For the material below, count the lines containing "runtimeChunk" and reply with the number alone.

===

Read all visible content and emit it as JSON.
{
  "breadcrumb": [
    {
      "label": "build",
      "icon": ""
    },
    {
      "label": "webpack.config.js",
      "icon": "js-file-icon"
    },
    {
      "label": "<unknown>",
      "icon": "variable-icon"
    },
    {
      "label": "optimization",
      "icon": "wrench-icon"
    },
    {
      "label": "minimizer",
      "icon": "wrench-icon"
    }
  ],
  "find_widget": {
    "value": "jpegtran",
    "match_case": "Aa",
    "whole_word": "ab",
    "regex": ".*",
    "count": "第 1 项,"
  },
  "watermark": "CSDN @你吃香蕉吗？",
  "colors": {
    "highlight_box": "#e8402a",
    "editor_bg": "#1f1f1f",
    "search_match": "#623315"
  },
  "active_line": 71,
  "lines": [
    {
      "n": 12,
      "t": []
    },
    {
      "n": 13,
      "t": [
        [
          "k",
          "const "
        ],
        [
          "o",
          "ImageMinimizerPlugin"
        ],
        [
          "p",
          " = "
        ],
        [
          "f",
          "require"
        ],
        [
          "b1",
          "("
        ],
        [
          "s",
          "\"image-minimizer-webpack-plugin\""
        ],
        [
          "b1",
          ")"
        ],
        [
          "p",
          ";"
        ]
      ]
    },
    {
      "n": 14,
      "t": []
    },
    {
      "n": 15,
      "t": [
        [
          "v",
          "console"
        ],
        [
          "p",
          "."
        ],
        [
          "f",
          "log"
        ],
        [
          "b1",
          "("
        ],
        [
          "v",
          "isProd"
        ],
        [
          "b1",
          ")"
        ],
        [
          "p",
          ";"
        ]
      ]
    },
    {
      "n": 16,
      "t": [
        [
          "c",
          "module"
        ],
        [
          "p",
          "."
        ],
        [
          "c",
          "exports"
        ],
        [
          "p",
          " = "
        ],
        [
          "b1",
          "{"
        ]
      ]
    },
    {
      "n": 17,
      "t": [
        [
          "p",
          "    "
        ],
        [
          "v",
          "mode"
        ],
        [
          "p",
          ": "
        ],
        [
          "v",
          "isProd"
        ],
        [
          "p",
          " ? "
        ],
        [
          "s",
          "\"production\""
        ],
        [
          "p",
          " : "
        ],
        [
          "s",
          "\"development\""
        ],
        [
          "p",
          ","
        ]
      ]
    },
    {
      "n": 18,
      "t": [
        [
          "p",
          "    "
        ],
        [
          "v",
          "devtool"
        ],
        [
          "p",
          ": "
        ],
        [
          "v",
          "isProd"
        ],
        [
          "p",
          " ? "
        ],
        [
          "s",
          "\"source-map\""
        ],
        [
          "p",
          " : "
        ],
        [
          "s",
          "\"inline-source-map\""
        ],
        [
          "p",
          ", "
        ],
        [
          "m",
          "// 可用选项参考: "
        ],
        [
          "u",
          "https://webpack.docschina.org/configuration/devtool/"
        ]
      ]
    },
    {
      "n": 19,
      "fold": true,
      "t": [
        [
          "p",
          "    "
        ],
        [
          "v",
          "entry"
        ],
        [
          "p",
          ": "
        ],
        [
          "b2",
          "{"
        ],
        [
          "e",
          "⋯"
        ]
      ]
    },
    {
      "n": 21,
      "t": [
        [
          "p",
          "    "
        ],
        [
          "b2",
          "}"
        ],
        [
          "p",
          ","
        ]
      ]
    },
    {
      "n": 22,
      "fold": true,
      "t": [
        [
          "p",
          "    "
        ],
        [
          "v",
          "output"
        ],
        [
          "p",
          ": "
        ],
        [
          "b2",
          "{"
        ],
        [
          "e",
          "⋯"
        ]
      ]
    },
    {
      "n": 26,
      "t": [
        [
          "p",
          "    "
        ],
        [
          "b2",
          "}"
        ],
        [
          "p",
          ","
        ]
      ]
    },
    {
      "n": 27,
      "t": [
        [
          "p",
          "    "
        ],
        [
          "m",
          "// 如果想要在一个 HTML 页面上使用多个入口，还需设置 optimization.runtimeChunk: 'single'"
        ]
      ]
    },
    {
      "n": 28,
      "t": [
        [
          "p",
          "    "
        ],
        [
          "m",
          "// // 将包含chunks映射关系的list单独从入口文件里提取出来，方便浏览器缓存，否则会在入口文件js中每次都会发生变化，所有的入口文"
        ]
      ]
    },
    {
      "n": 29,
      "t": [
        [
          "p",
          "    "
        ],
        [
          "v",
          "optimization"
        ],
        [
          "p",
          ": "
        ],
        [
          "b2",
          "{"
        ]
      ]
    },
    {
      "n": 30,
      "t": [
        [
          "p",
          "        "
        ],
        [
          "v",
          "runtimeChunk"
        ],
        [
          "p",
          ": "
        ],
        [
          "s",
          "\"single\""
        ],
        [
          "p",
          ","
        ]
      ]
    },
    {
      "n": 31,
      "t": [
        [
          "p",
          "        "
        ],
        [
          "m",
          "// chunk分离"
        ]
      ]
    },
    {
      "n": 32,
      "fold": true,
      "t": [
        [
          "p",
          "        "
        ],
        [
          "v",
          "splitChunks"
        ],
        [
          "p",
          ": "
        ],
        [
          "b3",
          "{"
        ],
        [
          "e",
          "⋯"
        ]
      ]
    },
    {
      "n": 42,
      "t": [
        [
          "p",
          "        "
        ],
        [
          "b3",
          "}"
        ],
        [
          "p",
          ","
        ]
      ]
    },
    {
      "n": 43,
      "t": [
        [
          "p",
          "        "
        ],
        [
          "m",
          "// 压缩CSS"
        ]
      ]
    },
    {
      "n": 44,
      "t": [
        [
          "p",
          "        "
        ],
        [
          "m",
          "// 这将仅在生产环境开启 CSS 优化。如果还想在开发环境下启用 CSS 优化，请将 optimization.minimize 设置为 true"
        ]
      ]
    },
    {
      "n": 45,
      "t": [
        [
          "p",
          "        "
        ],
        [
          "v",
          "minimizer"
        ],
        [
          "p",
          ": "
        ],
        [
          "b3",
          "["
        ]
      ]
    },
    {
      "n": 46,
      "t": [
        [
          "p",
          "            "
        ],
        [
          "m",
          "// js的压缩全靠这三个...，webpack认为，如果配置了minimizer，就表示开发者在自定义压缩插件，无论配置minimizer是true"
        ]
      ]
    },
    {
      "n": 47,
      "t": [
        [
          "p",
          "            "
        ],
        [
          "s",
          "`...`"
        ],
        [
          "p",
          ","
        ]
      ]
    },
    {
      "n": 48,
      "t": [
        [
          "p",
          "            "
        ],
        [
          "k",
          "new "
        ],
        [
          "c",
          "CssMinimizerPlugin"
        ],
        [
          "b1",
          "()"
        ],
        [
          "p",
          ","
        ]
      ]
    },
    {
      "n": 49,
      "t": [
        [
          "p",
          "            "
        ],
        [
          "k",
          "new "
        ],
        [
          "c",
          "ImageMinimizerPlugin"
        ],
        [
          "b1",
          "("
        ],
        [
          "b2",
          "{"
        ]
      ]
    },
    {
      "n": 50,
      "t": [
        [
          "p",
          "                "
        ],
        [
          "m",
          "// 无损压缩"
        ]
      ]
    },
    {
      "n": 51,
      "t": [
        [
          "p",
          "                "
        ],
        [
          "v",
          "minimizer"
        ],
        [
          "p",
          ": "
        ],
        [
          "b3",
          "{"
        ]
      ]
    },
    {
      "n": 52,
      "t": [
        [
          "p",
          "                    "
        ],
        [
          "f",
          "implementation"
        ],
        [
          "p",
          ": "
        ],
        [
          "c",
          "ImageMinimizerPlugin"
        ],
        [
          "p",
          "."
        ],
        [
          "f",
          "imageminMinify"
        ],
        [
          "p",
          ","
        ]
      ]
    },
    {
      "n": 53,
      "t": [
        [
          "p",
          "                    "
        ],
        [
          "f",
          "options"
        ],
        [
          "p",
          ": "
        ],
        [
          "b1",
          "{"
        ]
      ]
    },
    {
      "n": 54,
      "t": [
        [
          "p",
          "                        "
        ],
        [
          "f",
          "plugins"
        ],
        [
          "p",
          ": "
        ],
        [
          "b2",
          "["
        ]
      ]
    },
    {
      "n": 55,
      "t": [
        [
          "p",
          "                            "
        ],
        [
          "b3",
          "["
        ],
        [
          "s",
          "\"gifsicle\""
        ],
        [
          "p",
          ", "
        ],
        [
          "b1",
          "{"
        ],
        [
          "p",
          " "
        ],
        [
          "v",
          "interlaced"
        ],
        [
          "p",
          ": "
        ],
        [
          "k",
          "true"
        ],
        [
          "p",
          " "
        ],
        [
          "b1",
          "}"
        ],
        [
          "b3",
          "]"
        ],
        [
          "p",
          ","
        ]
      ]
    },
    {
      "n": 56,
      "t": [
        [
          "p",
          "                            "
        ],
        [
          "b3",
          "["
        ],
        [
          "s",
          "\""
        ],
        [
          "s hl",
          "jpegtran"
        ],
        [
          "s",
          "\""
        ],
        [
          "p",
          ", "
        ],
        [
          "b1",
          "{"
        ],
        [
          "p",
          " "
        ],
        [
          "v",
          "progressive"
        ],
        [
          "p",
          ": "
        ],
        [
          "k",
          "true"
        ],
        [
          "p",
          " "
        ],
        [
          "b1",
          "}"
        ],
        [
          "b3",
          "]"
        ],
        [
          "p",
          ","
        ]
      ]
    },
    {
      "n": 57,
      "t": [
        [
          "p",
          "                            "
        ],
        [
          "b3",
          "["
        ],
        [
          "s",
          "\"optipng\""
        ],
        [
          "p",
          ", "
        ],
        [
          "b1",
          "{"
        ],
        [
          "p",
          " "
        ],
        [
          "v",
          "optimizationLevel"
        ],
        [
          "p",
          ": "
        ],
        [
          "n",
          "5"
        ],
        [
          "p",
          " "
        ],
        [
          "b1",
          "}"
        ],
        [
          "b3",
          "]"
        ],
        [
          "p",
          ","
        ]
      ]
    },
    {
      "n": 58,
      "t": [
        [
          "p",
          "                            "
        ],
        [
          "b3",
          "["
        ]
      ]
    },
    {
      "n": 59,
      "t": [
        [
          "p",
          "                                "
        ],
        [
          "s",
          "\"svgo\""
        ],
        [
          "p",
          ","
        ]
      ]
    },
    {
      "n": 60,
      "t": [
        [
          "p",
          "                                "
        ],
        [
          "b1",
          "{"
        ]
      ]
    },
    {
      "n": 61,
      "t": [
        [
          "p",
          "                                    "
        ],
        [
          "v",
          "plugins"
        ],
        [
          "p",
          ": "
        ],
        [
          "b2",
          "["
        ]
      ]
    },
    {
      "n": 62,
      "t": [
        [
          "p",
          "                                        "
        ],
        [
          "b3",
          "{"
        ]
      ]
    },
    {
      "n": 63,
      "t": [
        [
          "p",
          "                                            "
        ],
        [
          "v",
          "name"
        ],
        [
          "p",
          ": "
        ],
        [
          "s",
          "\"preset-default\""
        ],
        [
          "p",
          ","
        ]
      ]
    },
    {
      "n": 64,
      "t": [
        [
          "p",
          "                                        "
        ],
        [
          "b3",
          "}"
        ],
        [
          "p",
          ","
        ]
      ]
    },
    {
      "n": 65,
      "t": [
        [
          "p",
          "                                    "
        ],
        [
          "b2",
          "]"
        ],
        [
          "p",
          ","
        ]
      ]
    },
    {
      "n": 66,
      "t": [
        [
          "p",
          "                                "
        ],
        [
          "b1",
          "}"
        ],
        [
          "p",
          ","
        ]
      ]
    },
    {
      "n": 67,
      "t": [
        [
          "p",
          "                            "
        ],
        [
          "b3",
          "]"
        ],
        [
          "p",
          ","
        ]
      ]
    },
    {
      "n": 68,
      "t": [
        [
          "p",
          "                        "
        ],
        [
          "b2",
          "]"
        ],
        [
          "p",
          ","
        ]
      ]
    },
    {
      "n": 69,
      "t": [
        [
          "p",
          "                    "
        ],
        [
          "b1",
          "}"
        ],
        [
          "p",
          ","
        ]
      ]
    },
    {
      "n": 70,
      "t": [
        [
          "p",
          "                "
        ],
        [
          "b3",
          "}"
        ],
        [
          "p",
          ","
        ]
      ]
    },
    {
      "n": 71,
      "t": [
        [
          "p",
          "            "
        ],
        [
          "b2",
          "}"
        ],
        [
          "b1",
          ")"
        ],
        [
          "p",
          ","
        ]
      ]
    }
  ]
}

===

*FINISHED EXERCISE:* 2